··· THE DATA ···
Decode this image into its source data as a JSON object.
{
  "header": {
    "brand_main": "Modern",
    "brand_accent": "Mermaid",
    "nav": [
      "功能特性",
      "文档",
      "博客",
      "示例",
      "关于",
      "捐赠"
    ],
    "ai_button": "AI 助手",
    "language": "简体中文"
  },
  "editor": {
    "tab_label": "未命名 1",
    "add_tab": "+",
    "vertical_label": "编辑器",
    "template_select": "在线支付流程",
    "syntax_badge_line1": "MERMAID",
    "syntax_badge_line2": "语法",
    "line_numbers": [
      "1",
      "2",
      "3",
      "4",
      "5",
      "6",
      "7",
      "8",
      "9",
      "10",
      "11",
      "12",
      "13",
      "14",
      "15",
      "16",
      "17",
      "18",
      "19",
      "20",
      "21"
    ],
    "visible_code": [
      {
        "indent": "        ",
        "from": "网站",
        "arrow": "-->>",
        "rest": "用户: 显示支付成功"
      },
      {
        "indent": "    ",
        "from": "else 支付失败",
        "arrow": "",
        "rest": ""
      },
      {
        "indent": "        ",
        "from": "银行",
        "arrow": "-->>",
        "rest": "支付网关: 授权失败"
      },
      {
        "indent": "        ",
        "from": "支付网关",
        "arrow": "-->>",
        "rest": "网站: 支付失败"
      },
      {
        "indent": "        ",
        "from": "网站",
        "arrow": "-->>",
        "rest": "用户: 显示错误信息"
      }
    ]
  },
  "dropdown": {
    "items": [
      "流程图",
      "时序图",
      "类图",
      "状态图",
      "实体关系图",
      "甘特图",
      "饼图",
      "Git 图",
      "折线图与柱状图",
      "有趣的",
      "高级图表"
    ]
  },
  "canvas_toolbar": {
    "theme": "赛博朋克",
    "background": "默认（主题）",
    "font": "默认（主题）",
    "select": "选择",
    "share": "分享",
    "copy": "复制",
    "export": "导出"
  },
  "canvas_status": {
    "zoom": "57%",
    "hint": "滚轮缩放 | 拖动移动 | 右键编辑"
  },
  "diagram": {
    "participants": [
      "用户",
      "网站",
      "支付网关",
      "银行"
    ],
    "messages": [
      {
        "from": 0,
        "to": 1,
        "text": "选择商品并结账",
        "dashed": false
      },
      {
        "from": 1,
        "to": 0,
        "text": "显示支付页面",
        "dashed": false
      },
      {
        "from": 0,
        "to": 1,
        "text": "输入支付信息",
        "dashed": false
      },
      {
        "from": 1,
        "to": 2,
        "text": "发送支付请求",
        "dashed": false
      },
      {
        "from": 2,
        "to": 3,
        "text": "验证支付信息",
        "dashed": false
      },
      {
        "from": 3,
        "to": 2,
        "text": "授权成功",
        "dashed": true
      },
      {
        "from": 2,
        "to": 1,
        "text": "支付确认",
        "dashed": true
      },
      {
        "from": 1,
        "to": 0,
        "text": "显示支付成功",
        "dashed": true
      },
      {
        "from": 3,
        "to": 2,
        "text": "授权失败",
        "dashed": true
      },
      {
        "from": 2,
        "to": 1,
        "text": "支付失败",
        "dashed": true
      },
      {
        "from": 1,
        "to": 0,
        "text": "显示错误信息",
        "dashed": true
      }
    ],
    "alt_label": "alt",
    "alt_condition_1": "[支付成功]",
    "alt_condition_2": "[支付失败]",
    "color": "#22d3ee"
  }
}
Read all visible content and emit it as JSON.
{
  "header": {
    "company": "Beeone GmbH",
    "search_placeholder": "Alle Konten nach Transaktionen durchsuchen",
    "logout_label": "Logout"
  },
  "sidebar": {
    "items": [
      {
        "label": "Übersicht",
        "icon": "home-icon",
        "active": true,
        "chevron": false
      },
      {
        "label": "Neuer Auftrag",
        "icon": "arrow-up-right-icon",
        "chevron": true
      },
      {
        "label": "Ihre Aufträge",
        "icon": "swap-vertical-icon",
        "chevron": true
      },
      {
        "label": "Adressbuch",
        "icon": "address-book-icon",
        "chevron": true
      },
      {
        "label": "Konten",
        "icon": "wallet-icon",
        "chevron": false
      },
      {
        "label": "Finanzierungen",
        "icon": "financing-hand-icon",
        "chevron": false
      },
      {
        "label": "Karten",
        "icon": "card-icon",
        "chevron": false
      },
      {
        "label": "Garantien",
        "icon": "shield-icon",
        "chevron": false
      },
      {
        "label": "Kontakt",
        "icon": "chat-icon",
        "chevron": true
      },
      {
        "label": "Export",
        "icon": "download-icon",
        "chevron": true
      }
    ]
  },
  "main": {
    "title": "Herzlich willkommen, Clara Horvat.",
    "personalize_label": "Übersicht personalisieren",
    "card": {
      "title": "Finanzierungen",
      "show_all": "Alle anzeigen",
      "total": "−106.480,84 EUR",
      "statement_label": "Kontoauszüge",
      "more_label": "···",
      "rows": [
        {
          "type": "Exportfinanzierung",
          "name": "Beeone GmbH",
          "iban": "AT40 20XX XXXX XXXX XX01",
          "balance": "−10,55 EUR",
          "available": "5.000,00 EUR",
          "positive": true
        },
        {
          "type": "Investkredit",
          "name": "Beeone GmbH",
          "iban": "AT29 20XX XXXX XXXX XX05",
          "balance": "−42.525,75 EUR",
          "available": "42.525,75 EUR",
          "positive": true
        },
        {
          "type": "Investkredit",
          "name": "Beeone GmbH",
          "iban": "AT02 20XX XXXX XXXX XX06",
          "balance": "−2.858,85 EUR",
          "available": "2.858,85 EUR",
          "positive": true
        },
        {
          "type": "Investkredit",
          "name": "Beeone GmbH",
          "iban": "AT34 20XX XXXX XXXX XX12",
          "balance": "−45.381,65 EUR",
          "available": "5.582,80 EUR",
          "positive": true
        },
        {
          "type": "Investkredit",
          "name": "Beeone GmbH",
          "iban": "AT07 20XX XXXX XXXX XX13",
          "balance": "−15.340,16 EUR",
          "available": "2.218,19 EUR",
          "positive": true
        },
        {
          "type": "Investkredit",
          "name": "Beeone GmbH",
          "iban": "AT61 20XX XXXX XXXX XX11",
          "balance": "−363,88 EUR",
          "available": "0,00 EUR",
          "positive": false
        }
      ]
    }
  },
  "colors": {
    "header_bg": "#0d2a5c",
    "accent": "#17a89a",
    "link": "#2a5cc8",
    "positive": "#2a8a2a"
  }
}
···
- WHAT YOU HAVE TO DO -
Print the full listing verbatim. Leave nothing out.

- ANSWER TO THE PROBLEM -
Decode this image into its source data as a JSON object.
{
  "header": {
    "brand_main": "Modern",
    "brand_accent": "Mermaid",
    "nav": [
      "功能特性",
      "文档",
      "博客",
      "示例",
      "关于",
      "捐赠"
    ],
    "ai_button": "AI 助手",
    "language": "简体中文"
  },
  "editor": {
    "tab_label": "未命名 1",
    "add_tab": "+",
    "vertical_label": "编辑器",
    "template_select": "在线支付流程",
    "syntax_badge_line1": "MERMAID",
    "syntax_badge_line2": "语法",
    "line_numbers": [
      "1",
      "2",
      "3",
      "4",
      "5",
      "6",
      "7",
      "8",
      "9",
      "10",
      "11",
      "12",
      "13",
      "14",
      "15",
      "16",
      "17",
      "18",
      "19",
      "20",
      "21"
    ],
    "visible_code": [
      {
        "indent": "        ",
        "from": "网站",
        "arrow": "-->>",
        "rest": "用户: 显示支付成功"
      },
      {
        "indent": "    ",
        "from": "else 支付失败",
        "arrow": "",
        "rest": ""
      },
      {
        "indent": "        ",
        "from": "银行",
        "arrow": "-->>",
        "rest": "支付网关: 授权失败"
      },
      {
        "indent": "        ",
        "from": "支付网关",
        "arrow": "-->>",
        "rest": "网站: 支付失败"
      },
      {
        "indent": "        ",
        "from": "网站",
        "arrow": "-->>",
        "rest": "用户: 显示错误信息"
      }
    ]
  },
  "dropdown": {
    "items": [
      "流程图",
      "时序图",
      "类图",
      "状态图",
      "实体关系图",
      "甘特图",
      "饼图",
      "Git 图",
      "折线图与柱状图",
      "有趣的",
      "高级图表"
    ]
  },
  "canvas_toolbar": {
    "theme": "赛博朋克",
    "background": "默认（主题）",
    "font": "默认（主题）",
    "select": "选择",
    "share": "分享",
    "copy": "复制",
    "export": "导出"
  },
  "canvas_status": {
    "zoom": "57%",
    "hint": "滚轮缩放 | 拖动移动 | 右键编辑"
  },
  "diagram": {
    "participants": [
      "用户",
      "网站",
      "支付网关",
      "银行"
    ],
    "messages": [
      {
        "from": 0,
        "to": 1,
        "text": "选择商品并结账",
        "dashed": false
      },
      {
        "from": 1,
        "to": 0,
        "text": "显示支付页面",
        "dashed": false
      },
      {
        "from": 0,
        "to": 1,
        "text": "输入支付信息",
        "dashed": false
      },
      {
        "from": 1,
        "to": 2,
        "text": "发送支付请求",
        "dashed": false
      },
      {
        "from": 2,
        "to": 3,
        "text": "验证支付信息",
        "dashed": false
      },
      {
        "from": 3,
        "to": 2,
        "text": "授权成功",
        "dashed": true
      },
      {
        "from": 2,
        "to": 1,
        "text": "支付确认",
        "dashed": true
      },
      {
        "from": 1,
        "to": 0,
        "text": "显示支付成功",
        "dashed": true
      },
      {
        "from": 3,
        "to": 2,
        "text": "授权失败",
        "dashed": true
      },
      {
        "from": 2,
        "to": 1,
        "text": "支付失败",
        "dashed": true
      },
      {
        "from": 1,
        "to": 0,
        "text": "显示错误信息",
        "dashed": true
      }
    ],
    "alt_label": "alt",
    "alt_condition_1": "[支付成功]",
    "alt_condition_2": "[支付失败]",
    "color": "#22d3ee"
  }
}
Read all visible content and emit it as JSON.
{
  "header": {
    "company": "Beeone GmbH",
    "search_placeholder": "Alle Konten nach Transaktionen durchsuchen",
    "logout_label": "Logout"
  },
  "sidebar": {
    "items": [
      {
        "label": "Übersicht",
        "icon": "home-icon",
        "active": true,
        "chevron": false
      },
      {
        "label": "Neuer Auftrag",
        "icon": "arrow-up-right-icon",
        "chevron": true
      },
      {
        "label": "Ihre Aufträge",
        "icon": "swap-vertical-icon",
        "chevron": true
      },
      {
        "label": "Adressbuch",
        "icon": "address-book-icon",
        "chevron": true
      },
      {
        "label": "Konten",
        "icon": "wallet-icon",
        "chevron": false
      },
      {
        "label": "Finanzierungen",
        "icon": "financing-hand-icon",
        "chevron": false
      },
      {
        "label": "Karten",
        "icon": "card-icon",
        "chevron": false
      },
      {
        "label": "Garantien",
        "icon": "shield-icon",
        "chevron": false
      },
      {
        "label": "Kontakt",
        "icon": "chat-icon",
        "chevron": true
      },
      {
        "label": "Export",
        "icon": "download-icon",
        "chevron": true
      }
    ]
  },
  "main": {
    "title": "Herzlich willkommen, Clara Horvat.",
    "personalize_label": "Übersicht personalisieren",
    "card": {
      "title": "Finanzierungen",
      "show_all": "Alle anzeigen",
      "total": "−106.480,84 EUR",
      "statement_label": "Kontoauszüge",
      "more_label": "···",
      "rows": [
        {
          "type": "Exportfinanzierung",
          "name": "Beeone GmbH",
          "iban": "AT40 20XX XXXX XXXX XX01",
          "balance": "−10,55 EUR",
          "available": "5.000,00 EUR",
          "positive": true
        },
        {
          "type": "Investkredit",
          "name": "Beeone GmbH",
          "iban": "AT29 20XX XXXX XXXX XX05",
          "balance": "−42.525,75 EUR",
          "available": "42.525,75 EUR",
          "positive": true
        },
        {
          "type": "Investkredit",
          "name": "Beeone GmbH",
          "iban": "AT02 20XX XXXX XXXX XX06",
          "balance": "−2.858,85 EUR",
          "available": "2.858,85 EUR",
          "positive": true
        },
        {
          "type": "Investkredit",
          "name": "Beeone GmbH",
          "iban": "AT34 20XX XXXX XXXX XX12",
          "balance": "−45.381,65 EUR",
          "available": "5.582,80 EUR",
          "positive": true
        },
        {
          "type": "Investkredit",
          "name": "Beeone GmbH",
          "iban": "AT07 20XX XXXX XXXX XX13",
          "balance": "−15.340,16 EUR",
          "available": "2.218,19 EUR",
          "positive": true
        },
        {
          "type": "Investkredit",
          "name": "Beeone GmbH",
          "iban": "AT61 20XX XXXX XXXX XX11",
          "balance": "−363,88 EUR",
          "available": "0,00 EUR",
          "positive": false
        }
      ]
    }
  },
  "colors": {
    "header_bg": "#0d2a5c",
    "accent": "#17a89a",
    "link": "#2a5cc8",
    "positive": "#2a8a2a"
  }
}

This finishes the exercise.